EXERCISE DIRECTIONS
Report back every line in the data that includes the string "label".

DATASET
▼

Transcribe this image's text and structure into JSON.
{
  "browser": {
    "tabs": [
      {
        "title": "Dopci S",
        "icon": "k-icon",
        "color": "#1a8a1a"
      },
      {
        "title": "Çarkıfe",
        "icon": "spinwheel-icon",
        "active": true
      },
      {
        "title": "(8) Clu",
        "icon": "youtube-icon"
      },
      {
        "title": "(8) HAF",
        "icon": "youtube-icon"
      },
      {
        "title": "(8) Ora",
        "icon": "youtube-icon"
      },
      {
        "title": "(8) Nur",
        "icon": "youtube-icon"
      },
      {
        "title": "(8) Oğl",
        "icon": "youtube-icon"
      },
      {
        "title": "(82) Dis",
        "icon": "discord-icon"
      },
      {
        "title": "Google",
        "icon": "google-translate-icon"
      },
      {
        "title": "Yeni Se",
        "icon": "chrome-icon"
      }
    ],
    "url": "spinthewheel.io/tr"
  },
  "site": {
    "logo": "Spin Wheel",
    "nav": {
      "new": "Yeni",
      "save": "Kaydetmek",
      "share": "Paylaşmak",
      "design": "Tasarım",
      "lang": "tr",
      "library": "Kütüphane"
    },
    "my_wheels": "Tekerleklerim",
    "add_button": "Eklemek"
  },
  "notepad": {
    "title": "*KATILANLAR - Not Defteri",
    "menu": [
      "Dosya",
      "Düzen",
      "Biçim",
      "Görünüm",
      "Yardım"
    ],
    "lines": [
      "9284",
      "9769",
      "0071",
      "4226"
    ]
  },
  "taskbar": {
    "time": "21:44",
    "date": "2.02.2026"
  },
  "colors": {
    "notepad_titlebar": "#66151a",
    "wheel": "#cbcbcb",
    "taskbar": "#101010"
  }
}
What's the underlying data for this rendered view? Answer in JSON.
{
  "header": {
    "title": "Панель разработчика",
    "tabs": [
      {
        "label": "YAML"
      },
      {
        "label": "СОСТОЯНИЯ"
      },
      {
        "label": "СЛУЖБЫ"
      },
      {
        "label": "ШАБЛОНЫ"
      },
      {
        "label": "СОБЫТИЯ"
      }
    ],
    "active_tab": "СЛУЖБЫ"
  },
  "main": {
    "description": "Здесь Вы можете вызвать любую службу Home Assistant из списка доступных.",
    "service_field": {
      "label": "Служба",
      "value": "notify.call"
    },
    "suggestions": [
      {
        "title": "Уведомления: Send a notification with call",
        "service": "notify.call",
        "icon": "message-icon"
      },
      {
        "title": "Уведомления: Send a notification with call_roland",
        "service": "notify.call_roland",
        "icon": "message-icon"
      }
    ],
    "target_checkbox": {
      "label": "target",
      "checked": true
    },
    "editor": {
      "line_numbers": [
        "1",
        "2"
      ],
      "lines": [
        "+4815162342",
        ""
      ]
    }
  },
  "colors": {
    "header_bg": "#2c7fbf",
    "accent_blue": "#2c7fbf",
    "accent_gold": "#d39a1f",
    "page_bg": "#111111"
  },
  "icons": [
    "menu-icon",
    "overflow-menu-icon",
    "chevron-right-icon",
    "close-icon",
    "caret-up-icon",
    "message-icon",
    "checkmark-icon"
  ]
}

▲

ANSWER FOR THIS EXERCISE
        "label": "YAML"
        "label": "СОСТОЯНИЯ"
        "label": "СЛУЖБЫ"
        "label": "ШАБЛОНЫ"
        "label": "СОБЫТИЯ"
      "label": "Служба",
      "label": "target",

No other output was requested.